(Collected data)

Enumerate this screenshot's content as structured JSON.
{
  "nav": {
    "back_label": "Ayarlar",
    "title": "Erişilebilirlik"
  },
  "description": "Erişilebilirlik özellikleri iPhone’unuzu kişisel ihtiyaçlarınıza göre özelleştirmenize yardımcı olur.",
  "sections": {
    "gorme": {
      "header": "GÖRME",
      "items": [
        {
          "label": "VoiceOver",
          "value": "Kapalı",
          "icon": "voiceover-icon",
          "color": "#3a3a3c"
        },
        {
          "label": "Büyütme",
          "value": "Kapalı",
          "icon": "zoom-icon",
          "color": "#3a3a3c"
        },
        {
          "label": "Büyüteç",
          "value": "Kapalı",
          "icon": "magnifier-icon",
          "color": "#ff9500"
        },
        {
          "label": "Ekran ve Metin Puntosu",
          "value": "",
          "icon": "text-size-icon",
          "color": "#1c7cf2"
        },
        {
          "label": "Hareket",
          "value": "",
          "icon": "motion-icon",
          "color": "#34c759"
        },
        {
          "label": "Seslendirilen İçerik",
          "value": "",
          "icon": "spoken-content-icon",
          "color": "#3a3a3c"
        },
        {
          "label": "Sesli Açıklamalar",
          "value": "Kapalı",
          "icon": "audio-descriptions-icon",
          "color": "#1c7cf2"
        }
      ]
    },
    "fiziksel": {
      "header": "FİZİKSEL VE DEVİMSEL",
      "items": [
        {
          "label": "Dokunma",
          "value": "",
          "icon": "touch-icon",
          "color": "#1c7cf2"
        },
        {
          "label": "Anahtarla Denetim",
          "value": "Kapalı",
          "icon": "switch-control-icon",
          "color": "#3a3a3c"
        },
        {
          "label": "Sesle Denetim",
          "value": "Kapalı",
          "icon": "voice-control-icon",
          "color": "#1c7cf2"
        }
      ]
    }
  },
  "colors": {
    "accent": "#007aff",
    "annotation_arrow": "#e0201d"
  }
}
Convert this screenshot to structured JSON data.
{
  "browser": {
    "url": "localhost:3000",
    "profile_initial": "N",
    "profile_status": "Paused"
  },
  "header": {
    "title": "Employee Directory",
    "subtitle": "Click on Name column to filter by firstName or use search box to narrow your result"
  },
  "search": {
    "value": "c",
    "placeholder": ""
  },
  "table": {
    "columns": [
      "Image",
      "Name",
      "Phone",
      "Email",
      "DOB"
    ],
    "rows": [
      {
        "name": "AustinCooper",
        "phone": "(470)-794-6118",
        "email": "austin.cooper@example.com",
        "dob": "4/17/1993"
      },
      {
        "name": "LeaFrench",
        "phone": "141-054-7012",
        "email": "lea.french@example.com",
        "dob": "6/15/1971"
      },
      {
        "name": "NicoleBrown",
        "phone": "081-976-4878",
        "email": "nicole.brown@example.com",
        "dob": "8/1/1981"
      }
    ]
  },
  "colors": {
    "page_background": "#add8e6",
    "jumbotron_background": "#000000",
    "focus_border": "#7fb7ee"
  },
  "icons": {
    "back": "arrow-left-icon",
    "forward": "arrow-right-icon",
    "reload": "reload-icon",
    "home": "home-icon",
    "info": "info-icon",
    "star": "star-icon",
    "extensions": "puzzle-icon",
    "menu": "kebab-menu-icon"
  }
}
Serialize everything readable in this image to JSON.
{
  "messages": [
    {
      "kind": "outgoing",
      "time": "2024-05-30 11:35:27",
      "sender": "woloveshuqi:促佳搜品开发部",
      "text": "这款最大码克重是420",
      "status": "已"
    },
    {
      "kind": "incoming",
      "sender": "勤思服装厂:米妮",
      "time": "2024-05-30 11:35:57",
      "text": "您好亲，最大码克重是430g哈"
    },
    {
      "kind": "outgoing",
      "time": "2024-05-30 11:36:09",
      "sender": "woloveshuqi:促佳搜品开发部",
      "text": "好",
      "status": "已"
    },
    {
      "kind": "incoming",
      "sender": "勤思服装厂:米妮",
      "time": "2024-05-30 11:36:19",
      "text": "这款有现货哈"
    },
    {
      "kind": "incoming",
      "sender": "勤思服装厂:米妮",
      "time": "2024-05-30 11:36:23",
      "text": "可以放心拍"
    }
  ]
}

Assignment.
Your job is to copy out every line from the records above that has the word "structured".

Solution for this exercise.
Enumerate this screenshot's content as structured JSON.
Convert this screenshot to structured JSON data.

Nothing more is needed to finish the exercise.